CHURCH CREEK — On Saturday, Sarah Milbourne of the Maryland Park Service led a program at the big white tent at Blackwater, as part of the annual Blackwater NWR Eagle Festival. She asked an audience of adults and children,”How many of you have seen an eagle in the wild?” Lots of hands went up, in fact, just about everyone.
Forty years ago, very few would have raised their hands. Few would have gotten to spot an eagle soaring over the lakes and rivers of Maryland where they had once been plentiful. The large wingspan of a soaring eagle in Maryland had become a rarity. Today, Sarah Milbourne joyfully explains how 40 remaining nesting pairs in the 1940s have gone forth and multiplied. Our national symbol now accounts for 600,000 nesting pairs, with 600 of them in Maryland.
Naturalists credit Rachel Carson and her book Silent Spring for government action and the banning of DDT. In her book, Carson made the connection between the eagle’s pending extinction and DDT. In terms even young children understood, Ranger Milbourne explained how the popular pesticide was considered a boon to agriculture. But the poison leached through the soil, into the waterways, and into the fish, which were the eagles’ diet. The result? Eagles produced an egg with a shell so thin it cracked on the weight of the nesting parent. The rangers in the show tent on Saturday used weights and chicken eggs to demonstrate the vulnerability of the eggs, No viable eggs? No eaglets.
The 17th Eagle Festival provided other demonstrations and exhibits with owls and hawks. The entire reserve turns into one of the finest science classrooms in the country. Visitors were able to make a guided tour through the park in buses and vans and see eagles, but they checked on other varieties of waterfowl as well. Volunteers also explained the care that injured rescued birds receive. Bob Baltz, a volunteer, says that besides nutrition, the raptors get a spa treatment that means “weighed and sprayed,” and “pedicures too!” Those talons have to be trimmed. Nonetheless, the rangers and volunteers like Bob Baltz say they still get scratches and bites, but they love what they do. Sam Dixon, a hawk handler, started out as a young volunteer and enjoyed it so much that it is now her career.
The festival includes activities that challenge children, and many youngsters at the festival are regulars. Thirteen-year-old Josh Villanueva is a repeat customer. He says, “My family and I come every year. I like science and I learn new things here.”
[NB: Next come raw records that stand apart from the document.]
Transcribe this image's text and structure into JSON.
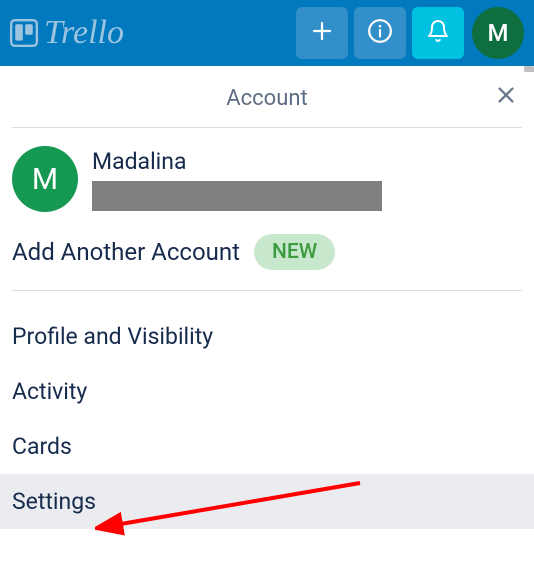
{
  "header": {
    "logo_text": "Trello",
    "avatar_initial": "M"
  },
  "panel": {
    "title": "Account",
    "user": {
      "avatar_initial": "M",
      "name": "Madalina"
    },
    "add_account_label": "Add Another Account",
    "new_badge": "NEW",
    "menu": {
      "profile": "Profile and Visibility",
      "activity": "Activity",
      "cards": "Cards",
      "settings": "Settings"
    }
  }
}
For others with similar interests, opportunities exist at the parks and refuges. You can help count nests, watch a nest, and be part of the Maryland Bird Conservation Partnership.